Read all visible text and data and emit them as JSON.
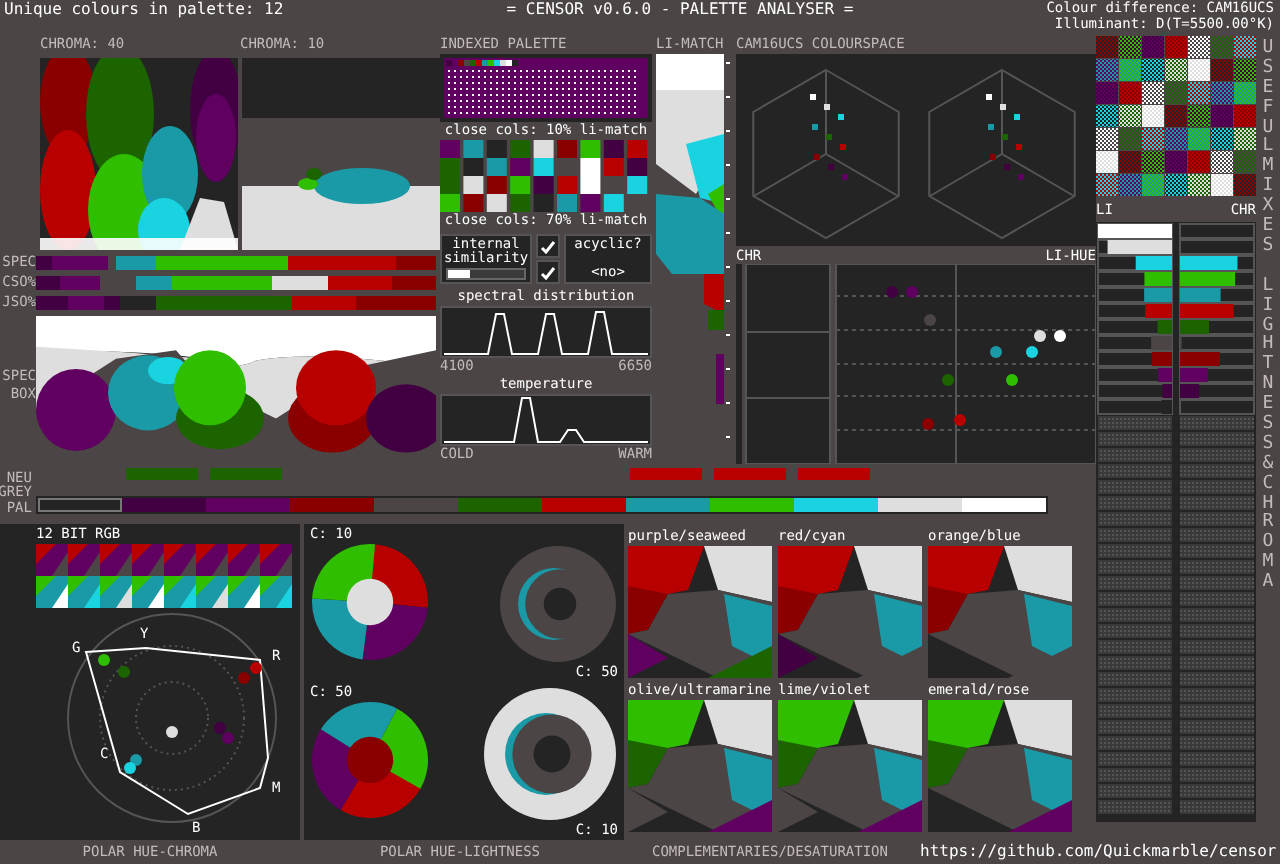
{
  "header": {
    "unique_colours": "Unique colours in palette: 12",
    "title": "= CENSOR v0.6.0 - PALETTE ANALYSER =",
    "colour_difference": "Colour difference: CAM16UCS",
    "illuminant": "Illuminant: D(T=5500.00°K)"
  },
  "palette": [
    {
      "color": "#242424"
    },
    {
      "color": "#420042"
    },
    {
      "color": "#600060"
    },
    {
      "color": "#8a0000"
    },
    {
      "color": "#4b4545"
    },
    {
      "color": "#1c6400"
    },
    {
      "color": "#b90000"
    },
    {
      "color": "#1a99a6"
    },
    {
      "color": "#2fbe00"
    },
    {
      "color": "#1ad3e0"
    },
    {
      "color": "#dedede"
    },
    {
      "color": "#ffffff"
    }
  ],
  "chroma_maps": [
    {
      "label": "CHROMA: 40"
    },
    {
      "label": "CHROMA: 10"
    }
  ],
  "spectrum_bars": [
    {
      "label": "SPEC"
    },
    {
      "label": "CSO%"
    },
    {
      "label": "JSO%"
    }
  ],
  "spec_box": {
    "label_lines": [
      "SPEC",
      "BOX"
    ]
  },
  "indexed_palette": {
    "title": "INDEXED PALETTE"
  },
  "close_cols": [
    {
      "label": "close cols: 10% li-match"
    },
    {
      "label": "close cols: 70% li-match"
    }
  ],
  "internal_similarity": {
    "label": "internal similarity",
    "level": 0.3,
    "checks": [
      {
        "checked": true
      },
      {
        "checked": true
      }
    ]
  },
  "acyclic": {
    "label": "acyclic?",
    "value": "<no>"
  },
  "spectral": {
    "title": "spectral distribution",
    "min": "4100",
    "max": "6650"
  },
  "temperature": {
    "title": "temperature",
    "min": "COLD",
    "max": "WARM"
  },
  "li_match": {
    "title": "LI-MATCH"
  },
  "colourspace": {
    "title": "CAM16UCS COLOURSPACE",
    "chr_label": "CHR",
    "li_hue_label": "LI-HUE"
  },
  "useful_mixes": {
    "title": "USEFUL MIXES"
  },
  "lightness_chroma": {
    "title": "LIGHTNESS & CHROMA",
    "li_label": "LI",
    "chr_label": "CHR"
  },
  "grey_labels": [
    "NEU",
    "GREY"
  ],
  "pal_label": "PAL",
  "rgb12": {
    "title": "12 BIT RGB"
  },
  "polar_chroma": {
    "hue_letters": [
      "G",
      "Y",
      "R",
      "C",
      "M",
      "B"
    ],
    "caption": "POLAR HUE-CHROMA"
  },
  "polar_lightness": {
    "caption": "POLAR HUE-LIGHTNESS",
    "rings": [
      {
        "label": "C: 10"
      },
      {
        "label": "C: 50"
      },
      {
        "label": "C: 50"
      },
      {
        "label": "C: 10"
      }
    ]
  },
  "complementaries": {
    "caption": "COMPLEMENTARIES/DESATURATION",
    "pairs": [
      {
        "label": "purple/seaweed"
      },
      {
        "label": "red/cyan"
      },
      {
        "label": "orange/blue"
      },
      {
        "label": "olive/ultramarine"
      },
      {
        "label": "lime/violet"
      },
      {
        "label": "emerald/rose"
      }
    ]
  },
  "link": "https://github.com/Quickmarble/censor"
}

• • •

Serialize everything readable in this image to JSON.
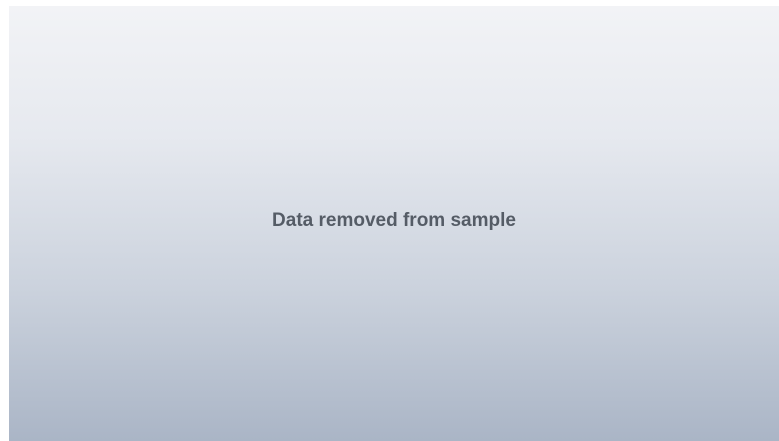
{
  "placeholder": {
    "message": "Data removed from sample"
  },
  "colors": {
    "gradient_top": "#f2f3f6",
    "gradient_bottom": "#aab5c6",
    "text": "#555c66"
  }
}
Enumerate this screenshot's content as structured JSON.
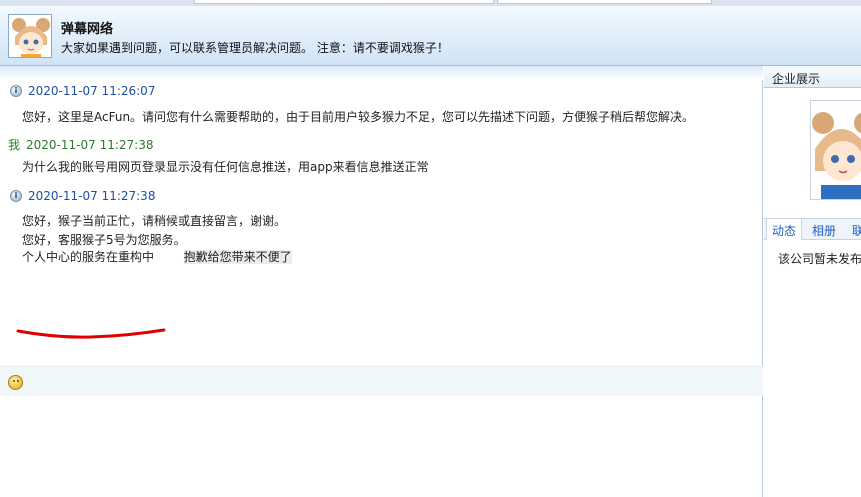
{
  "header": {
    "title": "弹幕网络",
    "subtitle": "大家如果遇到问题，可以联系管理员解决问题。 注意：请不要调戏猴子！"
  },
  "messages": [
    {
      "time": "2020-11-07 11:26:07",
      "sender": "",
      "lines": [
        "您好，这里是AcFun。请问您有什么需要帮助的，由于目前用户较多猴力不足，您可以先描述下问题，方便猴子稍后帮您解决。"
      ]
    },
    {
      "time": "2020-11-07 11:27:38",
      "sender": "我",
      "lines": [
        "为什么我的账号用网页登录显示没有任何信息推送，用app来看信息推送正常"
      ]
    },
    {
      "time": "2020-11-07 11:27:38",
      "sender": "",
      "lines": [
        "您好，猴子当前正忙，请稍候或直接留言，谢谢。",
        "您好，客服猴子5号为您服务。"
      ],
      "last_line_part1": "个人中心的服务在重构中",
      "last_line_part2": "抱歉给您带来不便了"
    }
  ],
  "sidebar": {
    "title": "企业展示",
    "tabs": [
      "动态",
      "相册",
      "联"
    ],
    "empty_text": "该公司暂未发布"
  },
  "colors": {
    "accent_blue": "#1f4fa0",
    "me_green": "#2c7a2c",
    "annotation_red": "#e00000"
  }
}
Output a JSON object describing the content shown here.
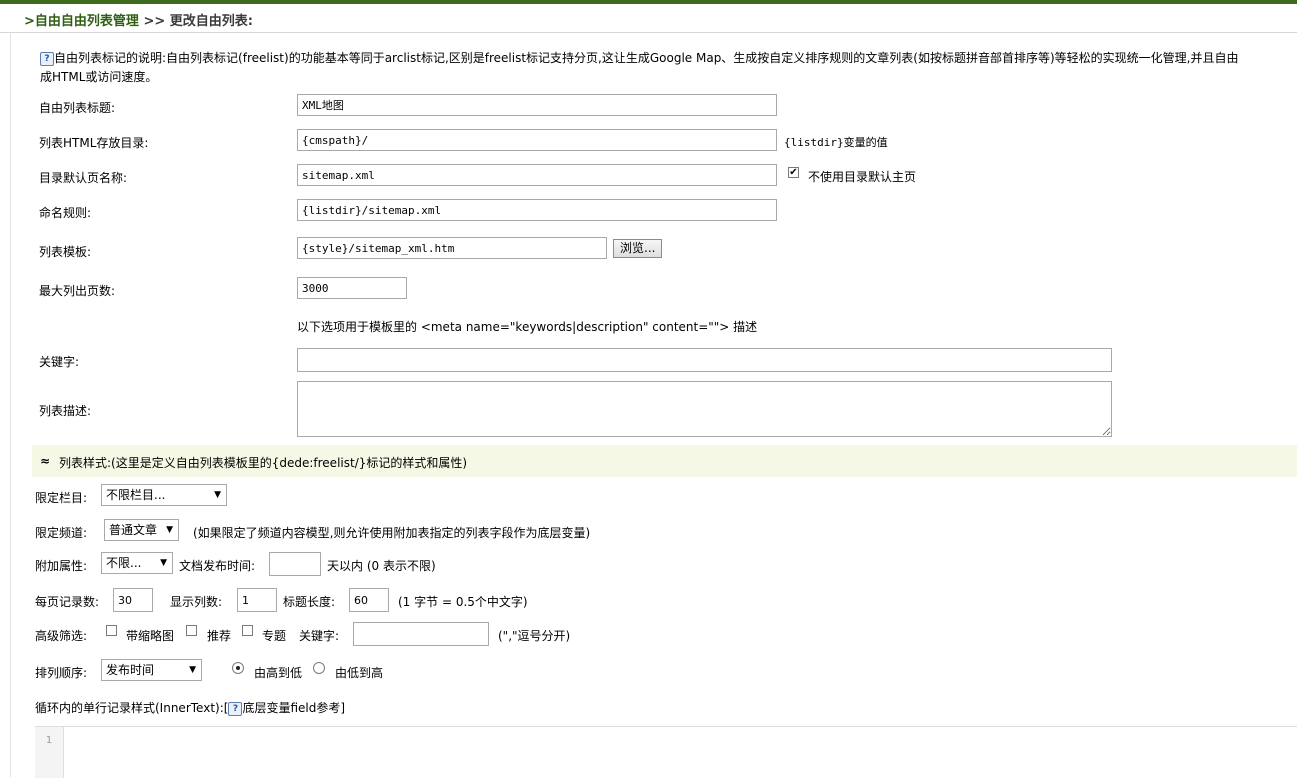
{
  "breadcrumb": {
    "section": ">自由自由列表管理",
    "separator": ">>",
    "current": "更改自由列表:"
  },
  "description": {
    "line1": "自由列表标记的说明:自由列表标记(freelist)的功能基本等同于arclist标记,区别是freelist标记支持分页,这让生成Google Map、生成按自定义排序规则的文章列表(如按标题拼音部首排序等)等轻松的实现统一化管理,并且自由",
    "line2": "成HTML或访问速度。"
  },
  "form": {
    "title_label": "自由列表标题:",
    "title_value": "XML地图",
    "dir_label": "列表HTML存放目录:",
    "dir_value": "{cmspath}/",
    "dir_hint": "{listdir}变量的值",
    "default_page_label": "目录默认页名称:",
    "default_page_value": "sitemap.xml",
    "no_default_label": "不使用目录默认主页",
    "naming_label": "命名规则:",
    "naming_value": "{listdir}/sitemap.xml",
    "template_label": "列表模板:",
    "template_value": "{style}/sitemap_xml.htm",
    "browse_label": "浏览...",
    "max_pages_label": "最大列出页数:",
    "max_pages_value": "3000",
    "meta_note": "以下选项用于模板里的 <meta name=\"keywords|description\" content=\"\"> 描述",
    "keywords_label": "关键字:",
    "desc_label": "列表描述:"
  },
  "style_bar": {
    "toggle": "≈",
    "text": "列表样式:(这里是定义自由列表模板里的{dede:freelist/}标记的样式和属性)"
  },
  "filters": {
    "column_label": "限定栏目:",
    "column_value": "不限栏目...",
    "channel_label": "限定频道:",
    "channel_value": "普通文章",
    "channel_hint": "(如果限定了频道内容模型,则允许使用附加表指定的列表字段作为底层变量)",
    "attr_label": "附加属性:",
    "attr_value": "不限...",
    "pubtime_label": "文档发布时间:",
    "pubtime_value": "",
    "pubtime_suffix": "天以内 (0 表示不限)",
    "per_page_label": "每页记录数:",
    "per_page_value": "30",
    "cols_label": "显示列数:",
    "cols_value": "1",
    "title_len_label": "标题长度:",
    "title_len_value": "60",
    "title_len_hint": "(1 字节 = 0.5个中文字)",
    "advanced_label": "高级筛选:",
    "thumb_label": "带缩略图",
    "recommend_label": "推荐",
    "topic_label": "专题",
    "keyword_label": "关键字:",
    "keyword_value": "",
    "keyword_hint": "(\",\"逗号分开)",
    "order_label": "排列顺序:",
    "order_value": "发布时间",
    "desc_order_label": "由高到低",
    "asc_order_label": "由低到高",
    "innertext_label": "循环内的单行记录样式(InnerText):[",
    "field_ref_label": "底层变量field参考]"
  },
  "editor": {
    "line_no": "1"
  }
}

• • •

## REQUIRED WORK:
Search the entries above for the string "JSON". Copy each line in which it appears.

## RESULT:
Read all visible text and data and emit them as JSON.
Serialize everything readable in this image to JSON.
Enumerate this screenshot's content as structured JSON.
Output a JSON object describing the content shown here.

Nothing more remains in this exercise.